Britain’s Crown Prosecution Service has charged the men with the attempted murder of Mr. Skripal; his daughter, Yulia S. Skripal; and a police officer, Det. Sgt. Nick Bailey, who was sickened while investigating the case. The men were also charged with conspiracy to murder Mr. Skripal; use and possession of the nerve agent; and causing grievous bodily harm. The authorities issued domestic and European arrest warrants for the two men.

Prime Minister Theresa May, citing British intelligence, said the suspects were officers in a branch of Russia’s military intelligence known as the G.R.U., the same group accused of disrupting the 2016 United States presidential election.

Mrs. May also said that the Salisbury attack “was almost certainly also approved outside the G.R.U. at a senior level of the Russian state.”

Russia imprisoned Mr. Skripal in 2004 for selling secrets to Britain, and released him in 2010 as part of a spy swap with Western countries. He settled in Salisbury but continued working in intelligence, offering insights into Russian espionage practices.

The Skripals fell seriously ill on March 4 with what was diagnosed as nerve agent poisoning, leading to a lockdown of parts of Salisbury. Residents were terrified as hundreds of workers in hazardous materials suits searched for contamination.

Doctors did not expect them to survive, but the Skripals, who were found unresponsive in a Salisbury park, were released from a hospital after weeks of treatment.

Months later, two Britons, Dawn Sturgess and Charlie Rowley, fell ill after being exposed to the poison. Ms. Sturgess died.

After the attack on the Skripals, Western nations imposed new economic sanctions on Russia and expelled about 150 Russian diplomats and other officials, many of them believed to be intelligence agents. Russia responded by ejecting a similar number of officials from those countries.
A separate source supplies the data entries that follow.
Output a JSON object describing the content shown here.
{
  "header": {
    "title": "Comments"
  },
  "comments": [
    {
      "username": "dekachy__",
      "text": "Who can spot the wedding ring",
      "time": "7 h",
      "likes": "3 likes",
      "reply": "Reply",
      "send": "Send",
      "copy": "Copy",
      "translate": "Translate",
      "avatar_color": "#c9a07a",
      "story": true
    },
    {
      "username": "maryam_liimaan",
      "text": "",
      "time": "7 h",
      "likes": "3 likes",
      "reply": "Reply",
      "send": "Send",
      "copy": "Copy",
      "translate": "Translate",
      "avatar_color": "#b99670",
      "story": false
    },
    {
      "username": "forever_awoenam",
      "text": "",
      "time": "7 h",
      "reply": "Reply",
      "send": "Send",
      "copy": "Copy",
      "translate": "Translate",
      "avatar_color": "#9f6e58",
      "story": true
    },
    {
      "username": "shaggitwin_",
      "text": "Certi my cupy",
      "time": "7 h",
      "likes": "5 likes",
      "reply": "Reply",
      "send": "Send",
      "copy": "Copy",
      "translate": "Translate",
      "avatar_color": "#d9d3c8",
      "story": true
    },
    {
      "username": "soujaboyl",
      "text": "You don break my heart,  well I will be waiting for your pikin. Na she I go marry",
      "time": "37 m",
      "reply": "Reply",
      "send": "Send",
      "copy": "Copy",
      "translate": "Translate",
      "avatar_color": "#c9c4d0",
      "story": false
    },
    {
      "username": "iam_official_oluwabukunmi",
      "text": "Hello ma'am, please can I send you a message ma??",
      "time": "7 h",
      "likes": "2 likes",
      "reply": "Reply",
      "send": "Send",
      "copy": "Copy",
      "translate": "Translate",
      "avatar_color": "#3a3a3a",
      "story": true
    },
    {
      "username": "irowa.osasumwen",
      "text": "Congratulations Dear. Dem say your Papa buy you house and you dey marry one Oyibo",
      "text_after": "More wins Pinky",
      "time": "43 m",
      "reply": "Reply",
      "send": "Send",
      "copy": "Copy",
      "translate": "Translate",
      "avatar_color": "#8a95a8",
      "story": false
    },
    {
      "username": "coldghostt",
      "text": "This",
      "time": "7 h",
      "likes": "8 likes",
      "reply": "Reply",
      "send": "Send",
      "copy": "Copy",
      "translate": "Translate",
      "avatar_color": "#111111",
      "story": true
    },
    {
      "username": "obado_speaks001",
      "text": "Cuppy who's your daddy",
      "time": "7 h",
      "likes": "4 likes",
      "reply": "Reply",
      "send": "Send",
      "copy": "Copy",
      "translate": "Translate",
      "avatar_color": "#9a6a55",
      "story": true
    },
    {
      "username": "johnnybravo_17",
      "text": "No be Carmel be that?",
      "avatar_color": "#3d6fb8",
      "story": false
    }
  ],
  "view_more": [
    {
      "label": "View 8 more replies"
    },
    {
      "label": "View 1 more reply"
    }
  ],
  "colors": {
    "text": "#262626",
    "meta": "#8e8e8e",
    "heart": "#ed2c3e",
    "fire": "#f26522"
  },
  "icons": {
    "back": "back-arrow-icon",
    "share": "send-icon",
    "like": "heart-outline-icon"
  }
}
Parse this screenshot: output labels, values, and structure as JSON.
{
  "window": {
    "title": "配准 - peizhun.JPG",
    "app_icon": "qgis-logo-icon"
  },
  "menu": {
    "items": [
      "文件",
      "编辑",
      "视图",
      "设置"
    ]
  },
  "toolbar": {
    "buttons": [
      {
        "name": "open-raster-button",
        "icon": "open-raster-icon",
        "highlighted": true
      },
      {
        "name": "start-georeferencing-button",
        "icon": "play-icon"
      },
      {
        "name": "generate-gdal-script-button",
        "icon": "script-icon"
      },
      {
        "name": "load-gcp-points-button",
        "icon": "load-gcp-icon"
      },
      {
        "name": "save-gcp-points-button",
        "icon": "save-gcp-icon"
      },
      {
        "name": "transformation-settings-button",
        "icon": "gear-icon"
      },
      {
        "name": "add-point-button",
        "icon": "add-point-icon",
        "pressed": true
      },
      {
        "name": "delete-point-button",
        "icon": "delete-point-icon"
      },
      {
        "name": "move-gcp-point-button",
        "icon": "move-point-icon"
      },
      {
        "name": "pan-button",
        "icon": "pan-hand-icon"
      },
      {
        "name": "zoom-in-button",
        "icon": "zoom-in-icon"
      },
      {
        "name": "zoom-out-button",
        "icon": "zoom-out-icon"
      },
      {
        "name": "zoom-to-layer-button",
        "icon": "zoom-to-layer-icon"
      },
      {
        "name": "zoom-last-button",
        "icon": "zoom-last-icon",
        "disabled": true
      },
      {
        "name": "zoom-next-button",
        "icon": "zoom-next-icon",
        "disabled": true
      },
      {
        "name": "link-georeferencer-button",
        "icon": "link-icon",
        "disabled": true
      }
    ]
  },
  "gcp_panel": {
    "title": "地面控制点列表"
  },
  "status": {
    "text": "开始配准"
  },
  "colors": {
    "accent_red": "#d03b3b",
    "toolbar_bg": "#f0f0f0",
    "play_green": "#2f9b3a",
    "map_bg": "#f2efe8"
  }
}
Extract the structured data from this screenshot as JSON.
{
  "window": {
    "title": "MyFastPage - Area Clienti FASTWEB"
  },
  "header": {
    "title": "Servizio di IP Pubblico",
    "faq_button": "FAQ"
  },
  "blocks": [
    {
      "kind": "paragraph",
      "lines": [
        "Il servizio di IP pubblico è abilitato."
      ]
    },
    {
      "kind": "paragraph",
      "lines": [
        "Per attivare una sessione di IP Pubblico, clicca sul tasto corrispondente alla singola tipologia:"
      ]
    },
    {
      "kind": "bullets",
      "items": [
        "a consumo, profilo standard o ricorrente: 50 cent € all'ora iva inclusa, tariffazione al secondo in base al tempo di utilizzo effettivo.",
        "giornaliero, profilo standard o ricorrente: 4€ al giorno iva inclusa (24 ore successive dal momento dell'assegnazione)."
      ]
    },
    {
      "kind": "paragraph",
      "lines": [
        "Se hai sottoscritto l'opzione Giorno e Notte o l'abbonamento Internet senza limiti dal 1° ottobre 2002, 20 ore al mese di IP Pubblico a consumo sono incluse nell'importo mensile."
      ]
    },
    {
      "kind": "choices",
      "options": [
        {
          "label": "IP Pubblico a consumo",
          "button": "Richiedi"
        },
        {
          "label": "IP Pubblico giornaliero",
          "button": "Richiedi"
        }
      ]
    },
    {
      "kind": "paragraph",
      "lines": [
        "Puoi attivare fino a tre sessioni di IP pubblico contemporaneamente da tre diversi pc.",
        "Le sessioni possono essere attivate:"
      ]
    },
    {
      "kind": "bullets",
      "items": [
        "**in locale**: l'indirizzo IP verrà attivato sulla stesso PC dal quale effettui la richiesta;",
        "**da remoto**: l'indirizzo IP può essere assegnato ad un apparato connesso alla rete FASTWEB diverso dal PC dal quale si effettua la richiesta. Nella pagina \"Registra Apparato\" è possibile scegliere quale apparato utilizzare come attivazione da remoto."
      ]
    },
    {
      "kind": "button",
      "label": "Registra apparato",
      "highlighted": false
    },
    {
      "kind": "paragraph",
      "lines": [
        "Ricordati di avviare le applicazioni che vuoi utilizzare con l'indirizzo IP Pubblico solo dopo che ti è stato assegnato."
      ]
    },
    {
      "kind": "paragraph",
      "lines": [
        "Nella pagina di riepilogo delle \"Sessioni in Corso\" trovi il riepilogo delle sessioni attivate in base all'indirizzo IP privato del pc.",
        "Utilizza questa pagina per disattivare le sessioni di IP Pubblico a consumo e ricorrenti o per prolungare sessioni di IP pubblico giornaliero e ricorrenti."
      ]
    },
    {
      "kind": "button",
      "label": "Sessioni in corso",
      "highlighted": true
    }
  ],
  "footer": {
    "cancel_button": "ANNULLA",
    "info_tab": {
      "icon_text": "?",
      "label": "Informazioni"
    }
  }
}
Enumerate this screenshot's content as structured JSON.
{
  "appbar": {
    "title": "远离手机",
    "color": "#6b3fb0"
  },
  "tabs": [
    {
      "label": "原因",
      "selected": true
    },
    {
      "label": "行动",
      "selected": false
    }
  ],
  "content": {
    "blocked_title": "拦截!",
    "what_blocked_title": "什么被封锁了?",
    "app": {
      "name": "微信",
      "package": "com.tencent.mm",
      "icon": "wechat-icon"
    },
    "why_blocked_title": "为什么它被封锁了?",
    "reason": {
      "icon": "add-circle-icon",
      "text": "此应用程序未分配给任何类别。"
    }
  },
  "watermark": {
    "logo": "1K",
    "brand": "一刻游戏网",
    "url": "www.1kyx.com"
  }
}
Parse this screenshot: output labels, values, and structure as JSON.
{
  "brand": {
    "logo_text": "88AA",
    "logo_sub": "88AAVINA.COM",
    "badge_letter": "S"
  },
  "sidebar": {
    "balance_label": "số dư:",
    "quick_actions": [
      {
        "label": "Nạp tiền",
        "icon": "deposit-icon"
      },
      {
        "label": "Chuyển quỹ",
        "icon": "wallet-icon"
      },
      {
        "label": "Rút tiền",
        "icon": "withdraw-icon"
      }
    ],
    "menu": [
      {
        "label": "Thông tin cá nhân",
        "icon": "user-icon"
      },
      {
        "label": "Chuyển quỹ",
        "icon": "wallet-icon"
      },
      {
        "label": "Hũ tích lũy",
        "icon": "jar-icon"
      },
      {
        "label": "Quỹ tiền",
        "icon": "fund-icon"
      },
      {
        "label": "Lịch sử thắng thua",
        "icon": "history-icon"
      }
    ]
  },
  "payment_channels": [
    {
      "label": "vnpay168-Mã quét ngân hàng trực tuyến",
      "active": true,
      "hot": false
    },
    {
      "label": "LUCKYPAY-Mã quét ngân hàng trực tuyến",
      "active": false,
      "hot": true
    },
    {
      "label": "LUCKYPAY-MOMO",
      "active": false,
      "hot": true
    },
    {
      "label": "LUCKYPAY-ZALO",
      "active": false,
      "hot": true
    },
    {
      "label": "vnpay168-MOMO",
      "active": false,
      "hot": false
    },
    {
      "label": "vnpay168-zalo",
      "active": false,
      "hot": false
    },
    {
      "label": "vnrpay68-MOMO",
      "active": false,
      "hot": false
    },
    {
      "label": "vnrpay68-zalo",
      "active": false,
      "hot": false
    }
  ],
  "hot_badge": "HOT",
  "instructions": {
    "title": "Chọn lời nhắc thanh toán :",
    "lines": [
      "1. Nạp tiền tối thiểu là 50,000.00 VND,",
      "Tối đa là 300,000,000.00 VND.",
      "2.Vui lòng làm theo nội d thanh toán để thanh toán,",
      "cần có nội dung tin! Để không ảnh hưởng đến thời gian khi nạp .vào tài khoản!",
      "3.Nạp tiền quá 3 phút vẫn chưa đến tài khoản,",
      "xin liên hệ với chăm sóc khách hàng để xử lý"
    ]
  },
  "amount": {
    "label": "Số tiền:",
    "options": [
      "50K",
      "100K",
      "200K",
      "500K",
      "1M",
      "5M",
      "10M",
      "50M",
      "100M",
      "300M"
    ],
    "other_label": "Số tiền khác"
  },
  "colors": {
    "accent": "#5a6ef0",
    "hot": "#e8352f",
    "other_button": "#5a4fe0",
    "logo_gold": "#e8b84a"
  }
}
On Wednesday at the United Nations General Assembly, Russia’s foreign minister, Sergey V. Lavrov, said Britain had given no proof of Russia’s guilt in the poisoning.

ELLEN BARRY